TASK PROMPT. Please return each record exactly as it stands.

[Web page and app entries]
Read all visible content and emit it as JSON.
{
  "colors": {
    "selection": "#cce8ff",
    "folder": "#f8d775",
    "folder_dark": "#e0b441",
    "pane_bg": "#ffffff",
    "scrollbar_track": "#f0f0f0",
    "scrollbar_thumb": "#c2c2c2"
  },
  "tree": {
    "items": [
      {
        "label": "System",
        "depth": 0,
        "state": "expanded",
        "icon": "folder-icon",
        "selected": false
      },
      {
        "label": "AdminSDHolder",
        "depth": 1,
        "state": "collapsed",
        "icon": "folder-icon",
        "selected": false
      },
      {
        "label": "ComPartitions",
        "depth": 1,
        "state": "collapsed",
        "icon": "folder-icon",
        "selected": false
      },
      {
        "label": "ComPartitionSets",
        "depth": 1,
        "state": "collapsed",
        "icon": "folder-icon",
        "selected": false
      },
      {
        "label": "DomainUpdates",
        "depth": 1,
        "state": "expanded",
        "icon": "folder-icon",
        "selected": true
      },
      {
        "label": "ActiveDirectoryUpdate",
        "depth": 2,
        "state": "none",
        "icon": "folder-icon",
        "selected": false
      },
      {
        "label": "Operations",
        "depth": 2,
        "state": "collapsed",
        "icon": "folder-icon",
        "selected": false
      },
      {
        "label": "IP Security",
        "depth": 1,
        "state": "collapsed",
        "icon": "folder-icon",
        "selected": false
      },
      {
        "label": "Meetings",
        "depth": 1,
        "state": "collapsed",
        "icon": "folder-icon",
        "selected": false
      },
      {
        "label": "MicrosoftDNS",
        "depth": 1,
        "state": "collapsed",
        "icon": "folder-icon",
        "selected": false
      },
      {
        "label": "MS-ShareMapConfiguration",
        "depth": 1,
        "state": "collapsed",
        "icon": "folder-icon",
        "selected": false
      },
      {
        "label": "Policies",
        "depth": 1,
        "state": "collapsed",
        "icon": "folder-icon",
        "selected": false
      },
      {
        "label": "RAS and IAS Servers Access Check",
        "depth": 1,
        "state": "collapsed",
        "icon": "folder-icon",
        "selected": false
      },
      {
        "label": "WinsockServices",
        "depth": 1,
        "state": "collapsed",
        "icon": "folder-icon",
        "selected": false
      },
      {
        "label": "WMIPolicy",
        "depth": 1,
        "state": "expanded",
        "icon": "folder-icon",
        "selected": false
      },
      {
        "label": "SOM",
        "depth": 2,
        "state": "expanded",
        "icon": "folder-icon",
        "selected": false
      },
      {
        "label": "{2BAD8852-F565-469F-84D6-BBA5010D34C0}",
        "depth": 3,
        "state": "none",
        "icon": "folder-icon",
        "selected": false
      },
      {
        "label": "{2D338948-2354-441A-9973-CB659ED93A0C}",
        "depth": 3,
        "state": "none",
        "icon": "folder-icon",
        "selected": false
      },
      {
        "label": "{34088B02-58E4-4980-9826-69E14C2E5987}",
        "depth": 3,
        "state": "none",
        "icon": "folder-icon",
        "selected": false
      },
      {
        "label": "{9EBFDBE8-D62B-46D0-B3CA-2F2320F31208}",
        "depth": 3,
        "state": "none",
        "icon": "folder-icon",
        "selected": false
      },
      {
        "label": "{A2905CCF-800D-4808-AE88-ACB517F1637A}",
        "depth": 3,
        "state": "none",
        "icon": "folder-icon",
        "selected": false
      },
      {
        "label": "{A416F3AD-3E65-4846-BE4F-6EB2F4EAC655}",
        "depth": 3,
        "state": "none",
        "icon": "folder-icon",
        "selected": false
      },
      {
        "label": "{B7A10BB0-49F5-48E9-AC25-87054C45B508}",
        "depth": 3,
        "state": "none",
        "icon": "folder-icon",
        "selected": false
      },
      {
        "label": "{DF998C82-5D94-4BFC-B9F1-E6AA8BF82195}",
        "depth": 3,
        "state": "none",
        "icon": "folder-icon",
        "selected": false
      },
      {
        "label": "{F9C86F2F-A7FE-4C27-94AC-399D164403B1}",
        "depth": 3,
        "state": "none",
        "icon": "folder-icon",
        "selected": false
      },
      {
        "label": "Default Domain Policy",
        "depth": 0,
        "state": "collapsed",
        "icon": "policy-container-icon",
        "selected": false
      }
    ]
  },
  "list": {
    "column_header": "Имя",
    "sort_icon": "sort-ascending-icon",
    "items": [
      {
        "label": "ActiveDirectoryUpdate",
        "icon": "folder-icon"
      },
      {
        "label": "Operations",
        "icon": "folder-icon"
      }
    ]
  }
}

ANSWER TO THE PROBLEM.
Read all visible content and emit it as JSON.
{
  "colors": {
    "selection": "#cce8ff",
    "folder": "#f8d775",
    "folder_dark": "#e0b441",
    "pane_bg": "#ffffff",
    "scrollbar_track": "#f0f0f0",
    "scrollbar_thumb": "#c2c2c2"
  },
  "tree": {
    "items": [
      {
        "label": "System",
        "depth": 0,
        "state": "expanded",
        "icon": "folder-icon",
        "selected": false
      },
      {
        "label": "AdminSDHolder",
        "depth": 1,
        "state": "collapsed",
        "icon": "folder-icon",
        "selected": false
      },
      {
        "label": "ComPartitions",
        "depth": 1,
        "state": "collapsed",
        "icon": "folder-icon",
        "selected": false
      },
      {
        "label": "ComPartitionSets",
        "depth": 1,
        "state": "collapsed",
        "icon": "folder-icon",
        "selected": false
      },
      {
        "label": "DomainUpdates",
        "depth": 1,
        "state": "expanded",
        "icon": "folder-icon",
        "selected": true
      },
      {
        "label": "ActiveDirectoryUpdate",
        "depth": 2,
        "state": "none",
        "icon": "folder-icon",
        "selected": false
      },
      {
        "label": "Operations",
        "depth": 2,
        "state": "collapsed",
        "icon": "folder-icon",
        "selected": false
      },
      {
        "label": "IP Security",
        "depth": 1,
        "state": "collapsed",
        "icon": "folder-icon",
        "selected": false
      },
      {
        "label": "Meetings",
        "depth": 1,
        "state": "collapsed",
        "icon": "folder-icon",
        "selected": false
      },
      {
        "label": "MicrosoftDNS",
        "depth": 1,
        "state": "collapsed",
        "icon": "folder-icon",
        "selected": false
      },
      {
        "label": "MS-ShareMapConfiguration",
        "depth": 1,
        "state": "collapsed",
        "icon": "folder-icon",
        "selected": false
      },
      {
        "label": "Policies",
        "depth": 1,
        "state": "collapsed",
        "icon": "folder-icon",
        "selected": false
      },
      {
        "label": "RAS and IAS Servers Access Check",
        "depth": 1,
        "state": "collapsed",
        "icon": "folder-icon",
        "selected": false
      },
      {
        "label": "WinsockServices",
        "depth": 1,
        "state": "collapsed",
        "icon": "folder-icon",
        "selected": false
      },
      {
        "label": "WMIPolicy",
        "depth": 1,
        "state": "expanded",
        "icon": "folder-icon",
        "selected": false
      },
      {
        "label": "SOM",
        "depth": 2,
        "state": "expanded",
        "icon": "folder-icon",
        "selected": false
      },
      {
        "label": "{2BAD8852-F565-469F-84D6-BBA5010D34C0}",
        "depth": 3,
        "state": "none",
        "icon": "folder-icon",
        "selected": false
      },
      {
        "label": "{2D338948-2354-441A-9973-CB659ED93A0C}",
        "depth": 3,
        "state": "none",
        "icon": "folder-icon",
        "selected": false
      },
      {
        "label": "{34088B02-58E4-4980-9826-69E14C2E5987}",
        "depth": 3,
        "state": "none",
        "icon": "folder-icon",
        "selected": false
      },
      {
        "label": "{9EBFDBE8-D62B-46D0-B3CA-2F2320F31208}",
        "depth": 3,
        "state": "none",
        "icon": "folder-icon",
        "selected": false
      },
      {
        "label": "{A2905CCF-800D-4808-AE88-ACB517F1637A}",
        "depth": 3,
        "state": "none",
        "icon": "folder-icon",
        "selected": false
      },
      {
        "label": "{A416F3AD-3E65-4846-BE4F-6EB2F4EAC655}",
        "depth": 3,
        "state": "none",
        "icon": "folder-icon",
        "selected": false
      },
      {
        "label": "{B7A10BB0-49F5-48E9-AC25-87054C45B508}",
        "depth": 3,
        "state": "none",
        "icon": "folder-icon",
        "selected": false
      },
      {
        "label": "{DF998C82-5D94-4BFC-B9F1-E6AA8BF82195}",
        "depth": 3,
        "state": "none",
        "icon": "folder-icon",
        "selected": false
      },
      {
        "label": "{F9C86F2F-A7FE-4C27-94AC-399D164403B1}",
        "depth": 3,
        "state": "none",
        "icon": "folder-icon",
        "selected": false
      },
      {
        "label": "Default Domain Policy",
        "depth": 0,
        "state": "collapsed",
        "icon": "policy-container-icon",
        "selected": false
      }
    ]
  },
  "list": {
    "column_header": "Имя",
    "sort_icon": "sort-ascending-icon",
    "items": [
      {
        "label": "ActiveDirectoryUpdate",
        "icon": "folder-icon"
      },
      {
        "label": "Operations",
        "icon": "folder-icon"
      }
    ]
  }
}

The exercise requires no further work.